Give, as a bare number, the count of lines below that contain "this".

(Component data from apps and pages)

◆ ◆ ◆ ◆ ◆

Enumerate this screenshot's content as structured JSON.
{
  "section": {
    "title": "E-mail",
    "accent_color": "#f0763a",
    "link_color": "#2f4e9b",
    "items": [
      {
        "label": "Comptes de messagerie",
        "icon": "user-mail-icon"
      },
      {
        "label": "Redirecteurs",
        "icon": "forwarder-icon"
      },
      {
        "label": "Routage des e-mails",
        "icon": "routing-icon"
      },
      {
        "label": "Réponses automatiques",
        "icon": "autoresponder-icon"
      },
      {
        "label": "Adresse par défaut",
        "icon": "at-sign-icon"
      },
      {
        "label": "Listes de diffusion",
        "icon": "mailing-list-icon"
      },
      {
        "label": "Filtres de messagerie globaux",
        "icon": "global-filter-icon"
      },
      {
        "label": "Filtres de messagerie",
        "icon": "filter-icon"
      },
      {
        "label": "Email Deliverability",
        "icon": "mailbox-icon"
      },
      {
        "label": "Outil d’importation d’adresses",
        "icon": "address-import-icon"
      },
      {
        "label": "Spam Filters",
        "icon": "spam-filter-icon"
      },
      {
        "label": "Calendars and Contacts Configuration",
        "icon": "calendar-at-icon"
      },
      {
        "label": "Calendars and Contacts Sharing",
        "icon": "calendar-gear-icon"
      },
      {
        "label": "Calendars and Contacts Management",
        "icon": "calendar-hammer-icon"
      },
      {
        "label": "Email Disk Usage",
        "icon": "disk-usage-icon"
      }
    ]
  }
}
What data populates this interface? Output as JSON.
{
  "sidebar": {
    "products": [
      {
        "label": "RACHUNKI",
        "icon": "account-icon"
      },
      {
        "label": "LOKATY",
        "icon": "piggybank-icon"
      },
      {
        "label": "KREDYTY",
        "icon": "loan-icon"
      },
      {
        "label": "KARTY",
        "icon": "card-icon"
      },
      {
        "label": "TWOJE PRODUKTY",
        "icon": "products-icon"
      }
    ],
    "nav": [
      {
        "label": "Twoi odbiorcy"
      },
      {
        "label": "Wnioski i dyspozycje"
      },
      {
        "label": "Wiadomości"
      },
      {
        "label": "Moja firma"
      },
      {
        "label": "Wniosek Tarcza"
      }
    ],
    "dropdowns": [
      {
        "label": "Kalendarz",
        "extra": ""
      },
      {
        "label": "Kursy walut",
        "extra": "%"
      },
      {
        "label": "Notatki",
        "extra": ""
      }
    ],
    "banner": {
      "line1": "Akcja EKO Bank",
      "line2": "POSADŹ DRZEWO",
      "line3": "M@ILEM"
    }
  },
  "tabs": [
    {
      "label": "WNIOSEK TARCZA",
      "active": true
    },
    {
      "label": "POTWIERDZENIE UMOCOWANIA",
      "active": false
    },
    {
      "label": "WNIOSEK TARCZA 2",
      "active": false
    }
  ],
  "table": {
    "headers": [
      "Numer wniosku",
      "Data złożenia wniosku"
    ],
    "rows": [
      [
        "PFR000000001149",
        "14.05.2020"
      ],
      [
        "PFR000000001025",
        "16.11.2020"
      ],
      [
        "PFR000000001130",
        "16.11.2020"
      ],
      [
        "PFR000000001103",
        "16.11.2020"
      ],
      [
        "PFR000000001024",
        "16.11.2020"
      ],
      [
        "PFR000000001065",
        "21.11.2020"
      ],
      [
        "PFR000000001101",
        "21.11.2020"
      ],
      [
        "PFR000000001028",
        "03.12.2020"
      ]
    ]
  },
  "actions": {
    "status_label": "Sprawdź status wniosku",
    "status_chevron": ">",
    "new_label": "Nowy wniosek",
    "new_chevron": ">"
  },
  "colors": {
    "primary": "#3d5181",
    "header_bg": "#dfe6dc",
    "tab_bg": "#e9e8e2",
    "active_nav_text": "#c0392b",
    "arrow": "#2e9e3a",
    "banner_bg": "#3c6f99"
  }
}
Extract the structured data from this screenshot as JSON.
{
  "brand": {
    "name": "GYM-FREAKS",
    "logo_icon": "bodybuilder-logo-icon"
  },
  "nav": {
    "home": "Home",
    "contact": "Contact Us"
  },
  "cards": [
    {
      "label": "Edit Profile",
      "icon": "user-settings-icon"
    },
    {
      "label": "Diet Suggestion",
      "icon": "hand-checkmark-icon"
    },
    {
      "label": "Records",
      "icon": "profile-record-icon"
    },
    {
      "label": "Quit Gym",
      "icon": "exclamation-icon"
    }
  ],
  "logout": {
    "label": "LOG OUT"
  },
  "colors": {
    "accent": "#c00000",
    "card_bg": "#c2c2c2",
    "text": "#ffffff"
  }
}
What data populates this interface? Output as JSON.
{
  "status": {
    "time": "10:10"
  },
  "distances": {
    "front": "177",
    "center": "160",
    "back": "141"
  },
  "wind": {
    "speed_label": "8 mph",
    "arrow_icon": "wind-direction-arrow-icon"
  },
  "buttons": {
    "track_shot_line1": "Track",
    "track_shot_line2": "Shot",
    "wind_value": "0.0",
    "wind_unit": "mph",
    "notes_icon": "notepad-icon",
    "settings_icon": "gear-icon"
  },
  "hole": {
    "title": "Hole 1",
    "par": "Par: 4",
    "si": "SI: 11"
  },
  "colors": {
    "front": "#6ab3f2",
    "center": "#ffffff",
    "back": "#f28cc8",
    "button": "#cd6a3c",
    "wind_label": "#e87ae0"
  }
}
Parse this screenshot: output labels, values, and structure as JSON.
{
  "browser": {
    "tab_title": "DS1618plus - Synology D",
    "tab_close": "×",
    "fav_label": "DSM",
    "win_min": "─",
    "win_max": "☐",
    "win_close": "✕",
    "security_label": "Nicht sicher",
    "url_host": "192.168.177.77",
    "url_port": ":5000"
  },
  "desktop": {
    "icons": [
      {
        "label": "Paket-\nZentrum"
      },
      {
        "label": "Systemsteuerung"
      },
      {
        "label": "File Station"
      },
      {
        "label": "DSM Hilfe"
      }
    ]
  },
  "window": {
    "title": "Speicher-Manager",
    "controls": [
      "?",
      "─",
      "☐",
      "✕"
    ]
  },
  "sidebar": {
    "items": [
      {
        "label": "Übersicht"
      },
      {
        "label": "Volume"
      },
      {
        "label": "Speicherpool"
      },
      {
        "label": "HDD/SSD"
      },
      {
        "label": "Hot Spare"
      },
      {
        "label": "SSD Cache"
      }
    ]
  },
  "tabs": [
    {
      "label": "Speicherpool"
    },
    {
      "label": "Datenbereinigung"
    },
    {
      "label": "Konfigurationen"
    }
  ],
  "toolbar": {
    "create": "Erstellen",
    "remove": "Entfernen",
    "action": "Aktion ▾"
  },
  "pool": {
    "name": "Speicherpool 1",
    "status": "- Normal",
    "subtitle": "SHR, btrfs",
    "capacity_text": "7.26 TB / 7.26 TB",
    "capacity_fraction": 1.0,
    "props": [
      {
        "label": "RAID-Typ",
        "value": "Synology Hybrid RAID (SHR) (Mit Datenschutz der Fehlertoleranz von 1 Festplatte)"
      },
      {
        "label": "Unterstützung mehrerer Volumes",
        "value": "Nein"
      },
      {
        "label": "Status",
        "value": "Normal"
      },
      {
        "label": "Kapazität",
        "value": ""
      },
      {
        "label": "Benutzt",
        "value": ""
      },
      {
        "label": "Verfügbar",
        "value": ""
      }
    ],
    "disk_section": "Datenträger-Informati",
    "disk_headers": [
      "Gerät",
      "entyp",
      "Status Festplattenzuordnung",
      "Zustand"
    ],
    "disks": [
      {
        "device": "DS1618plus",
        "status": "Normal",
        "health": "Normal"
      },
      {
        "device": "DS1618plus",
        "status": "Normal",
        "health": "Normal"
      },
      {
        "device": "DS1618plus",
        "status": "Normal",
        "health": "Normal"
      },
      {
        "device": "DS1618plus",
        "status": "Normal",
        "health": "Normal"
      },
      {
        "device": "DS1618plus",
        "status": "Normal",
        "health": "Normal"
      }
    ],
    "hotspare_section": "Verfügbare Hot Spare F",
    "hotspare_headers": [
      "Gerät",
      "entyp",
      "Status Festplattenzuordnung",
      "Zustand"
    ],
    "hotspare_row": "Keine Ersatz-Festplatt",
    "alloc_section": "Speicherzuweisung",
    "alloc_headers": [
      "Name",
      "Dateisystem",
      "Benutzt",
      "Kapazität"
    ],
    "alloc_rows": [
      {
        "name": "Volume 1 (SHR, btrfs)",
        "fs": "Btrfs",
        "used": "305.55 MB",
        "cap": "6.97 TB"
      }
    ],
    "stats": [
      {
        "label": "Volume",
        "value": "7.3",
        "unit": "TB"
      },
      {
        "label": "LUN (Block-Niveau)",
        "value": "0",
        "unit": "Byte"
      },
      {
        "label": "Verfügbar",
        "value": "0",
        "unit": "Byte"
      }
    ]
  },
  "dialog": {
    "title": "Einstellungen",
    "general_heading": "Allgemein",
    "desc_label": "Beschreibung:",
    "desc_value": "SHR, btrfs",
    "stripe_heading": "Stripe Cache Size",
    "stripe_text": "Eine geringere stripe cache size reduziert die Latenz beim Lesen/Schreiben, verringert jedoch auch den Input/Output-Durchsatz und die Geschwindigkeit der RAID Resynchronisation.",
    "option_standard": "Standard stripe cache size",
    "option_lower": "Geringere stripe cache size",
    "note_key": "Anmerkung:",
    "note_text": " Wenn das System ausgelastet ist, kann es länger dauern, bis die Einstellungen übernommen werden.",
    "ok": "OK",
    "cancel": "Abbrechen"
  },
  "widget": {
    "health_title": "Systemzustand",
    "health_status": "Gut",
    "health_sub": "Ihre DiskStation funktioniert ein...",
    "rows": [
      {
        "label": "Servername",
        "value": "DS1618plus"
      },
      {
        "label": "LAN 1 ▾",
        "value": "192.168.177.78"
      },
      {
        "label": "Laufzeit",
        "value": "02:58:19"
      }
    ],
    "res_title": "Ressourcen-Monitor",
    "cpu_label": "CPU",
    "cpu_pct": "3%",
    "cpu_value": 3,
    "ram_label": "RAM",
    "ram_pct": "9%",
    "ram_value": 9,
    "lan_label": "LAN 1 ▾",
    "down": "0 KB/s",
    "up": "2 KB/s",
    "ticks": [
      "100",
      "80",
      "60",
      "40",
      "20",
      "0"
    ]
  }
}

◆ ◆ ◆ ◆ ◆

▸ **Written answer**
5